Happily, the $5 per plate limit is actually more than I usually spend to get my household fed. And even more so at this time of year when so much of everything we consume comes right out of the garden. Sure, we paid for seed and fertilizer.  Sure we spent time weeding and mulching and pruning and so forth. But bean-for-bean, the produce we raise isn’t costly in terms of actual dollars.

If you want to give the Slow Food USA $5 Challenge a spin on September 17th, let me offer a few tips for keeping the cost of dinner down without compromising on taste.

Make Stock: Stock is composed of veggie scraps, and if you use flesh in your cooking animal parts as well–those that might otherwise be thrown out, like bones and cartilaginous bits. Stock means you’ll have the base for a stew, soup or sauce which cost you a couple of common vegetables and the space you didn’t use in your garbage can or compost heap.
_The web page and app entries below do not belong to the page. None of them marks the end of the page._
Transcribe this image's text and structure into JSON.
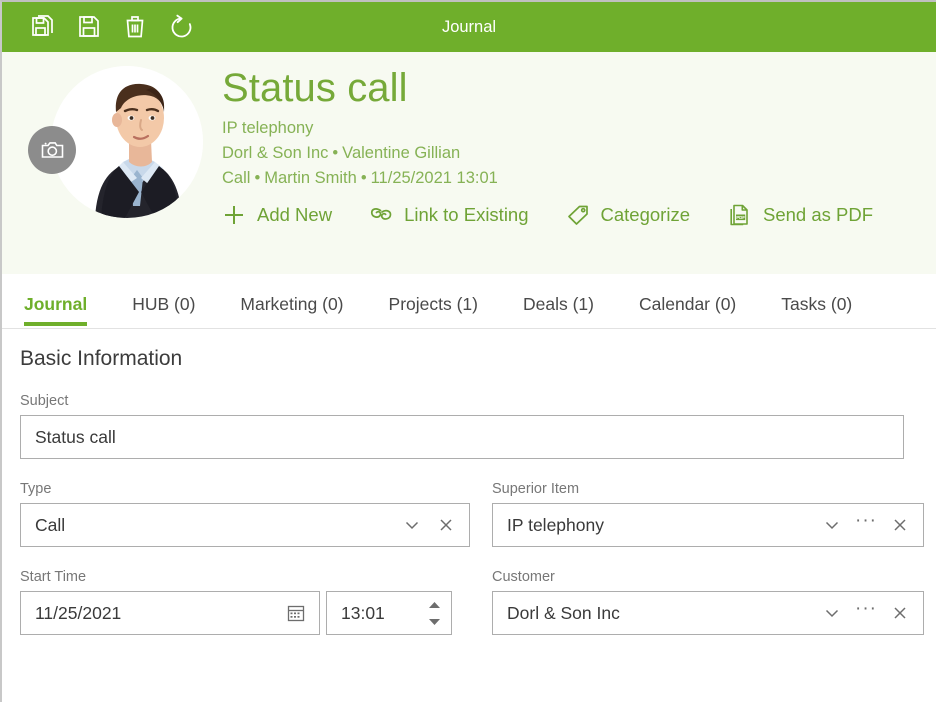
{
  "toolbar": {
    "title": "Journal",
    "buttons": [
      {
        "name": "save-and-new-icon",
        "label": "Save and New"
      },
      {
        "name": "save-icon",
        "label": "Save"
      },
      {
        "name": "delete-icon",
        "label": "Delete"
      },
      {
        "name": "refresh-icon",
        "label": "Refresh"
      }
    ]
  },
  "header": {
    "title": "Status call",
    "subtitle": "IP telephony",
    "line2_part1": "Dorl & Son Inc",
    "line2_part2": "Valentine Gillian",
    "line3_part1": "Call",
    "line3_part2": "Martin Smith",
    "line3_part3": "11/25/2021 13:01",
    "separator": "•",
    "avatar_badge": "camera-icon",
    "actions": [
      {
        "label": "Add New",
        "icon": "plus-icon"
      },
      {
        "label": "Link to Existing",
        "icon": "link-icon"
      },
      {
        "label": "Categorize",
        "icon": "tag-icon"
      },
      {
        "label": "Send as PDF",
        "icon": "pdf-icon"
      }
    ]
  },
  "tabs": [
    {
      "label": "Journal",
      "active": true
    },
    {
      "label": "HUB (0)",
      "active": false
    },
    {
      "label": "Marketing (0)",
      "active": false
    },
    {
      "label": "Projects (1)",
      "active": false
    },
    {
      "label": "Deals (1)",
      "active": false
    },
    {
      "label": "Calendar (0)",
      "active": false
    },
    {
      "label": "Tasks (0)",
      "active": false
    }
  ],
  "form": {
    "section_title": "Basic Information",
    "subject": {
      "label": "Subject",
      "value": "Status call"
    },
    "type": {
      "label": "Type",
      "value": "Call"
    },
    "superior_item": {
      "label": "Superior Item",
      "value": "IP telephony"
    },
    "start_time": {
      "label": "Start Time",
      "date": "11/25/2021",
      "time": "13:01"
    },
    "customer": {
      "label": "Customer",
      "value": "Dorl & Son Inc"
    },
    "ellipsis": "···"
  },
  "colors": {
    "brand_green": "#6FAF2B",
    "title_green": "#76A939",
    "subtitle_green": "#86B255",
    "header_bg": "#F7FAF1",
    "field_border": "#adadad"
  }
}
Use Beans: These guys are flavorful and inexpensive both. What more could you ask for? Oh yeah, nutritious as all get-out. Cook them in that stock you just made and they’ll be even more delicious. If you’re using canned instead (much more expensive, really), you still want to simmer the beans in some stock for a few minutes to take that ‘canned’ edge off them. Here are some of the bean recipes I’ve already posted on the blog: Frijoles Negros, Gypsy Soup, Cassoulet, Lima Bean Stew, Beans ‘n’ Greens.
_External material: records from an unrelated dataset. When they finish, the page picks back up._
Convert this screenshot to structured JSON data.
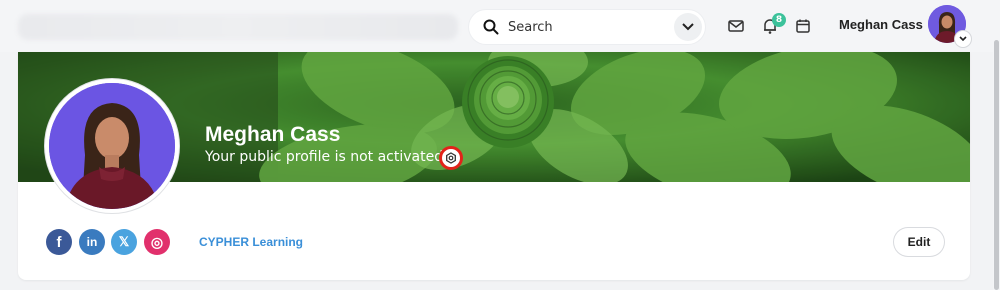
{
  "header": {
    "search_placeholder": "Search",
    "notification_count": "8",
    "user_name": "Meghan Cass"
  },
  "profile": {
    "name": "Meghan Cass",
    "status": "Your public profile is not activated",
    "organization": "CYPHER Learning",
    "edit_label": "Edit"
  },
  "social": [
    {
      "name": "facebook",
      "glyph": "f",
      "color": "#3b5998"
    },
    {
      "name": "linkedin",
      "glyph": "in",
      "color": "#3a7bbf"
    },
    {
      "name": "x",
      "glyph": "𝕏",
      "color": "#4aa3df"
    },
    {
      "name": "instagram",
      "glyph": "◎",
      "color": "#e1306c"
    }
  ],
  "colors": {
    "accent_link": "#3a8fd8",
    "badge": "#3cc29b",
    "avatar_bg": "#6b55e3",
    "highlight_ring": "#e2231a"
  }
}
Add Seasonal Vegetables: This time of year, almost everything is ripe in the garden and harvestable in stunning quantities. So hit the farmers market for tomatoes, peppers, eggplant, brassicas (kale, collards, broccoli, cauliflower, cabbage), potatoes, beets, green beans, you name it. It’s out there and it’s cheap as well as flavorful. If you live in the temperate zone, stay away from tropicals which traveled thousands of miles to get to your food store. I won’t even begin to link to all the veggie recipes I’ve posted. But I encourage you to explore this blog-site and any other food-focused locations on the web or in your home (say, in cookbooks) to find lovely recipes for inexpensive, nutrition packed delights.
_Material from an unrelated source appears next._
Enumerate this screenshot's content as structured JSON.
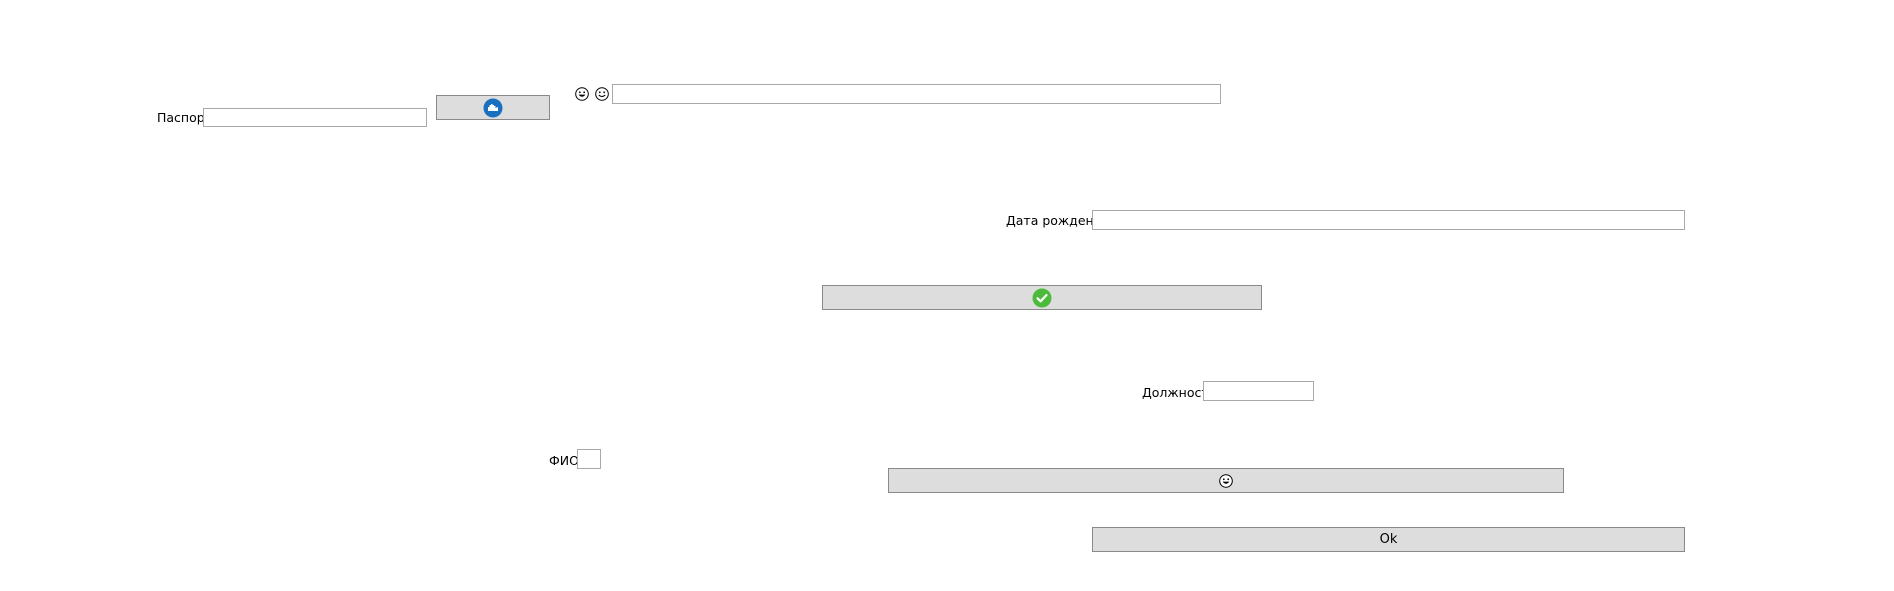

Add Dessert: Don’t use bunches of sugar. Instead, serve fresh peaches or melons at their absolute peak. Or make an apple crisp–the cost limiting factor in my recipe is the handful of nuts and the maple syrup in the topping. You could even find a really sweet apple and cut back on the sugar even more (use only honey and maple syrup in the crisp for a truly locavorous experience).

Stay Away From: factory-farmed meats–even if they’re inexpensive, the cost to the environment, your health and karma is too high; most dairy–unless you’re using only a few ounces, the cost for the locally produced stuff is pretty stiff; imported oils–again, they travel too far to keep them genuinely in the spirit of the Slow Food event.

Happy Eating!

Advertisements

Responses

  1. The oil part stumps me. I had been using Canola for years, but it was whispered to me recently that most Canola is GMO now. Not sure where to turn, and adding “not trucked halfway around the country” adds a problem.

    If anyone has suggestions, I’m ready for ’em!

    • Oil is the hard part whenever I meditate on how to be more locavorous yet. I use the grease from my bacon, and save the fat from baked meats and use that as much as I can. By some time next month, I’ll have Buckland Farm lard–lots of it and low in cholesterol raising components. Other than building a nut press, or keeping a few cows, I don’t really known what the ‘right’ answer is. Especially for urban types, who can’t keep a cow. But maybe the urban types could get a ‘cow share’ and turn some of the milk to butter?


Leave a Reply

Fill in your details below or click an icon to log in:

WordPress.com Logo

You are commenting using your WordPress.com account. Log Out / Change )

Twitter picture

You are commenting using your Twitter account. Log Out / Change )

Facebook photo

You are commenting using your Facebook account. Log Out / Change )

Google+ photo

You are commenting using your Google+ account. Log Out / Change )

Connecting to %s

Categories

%d bloggers like this: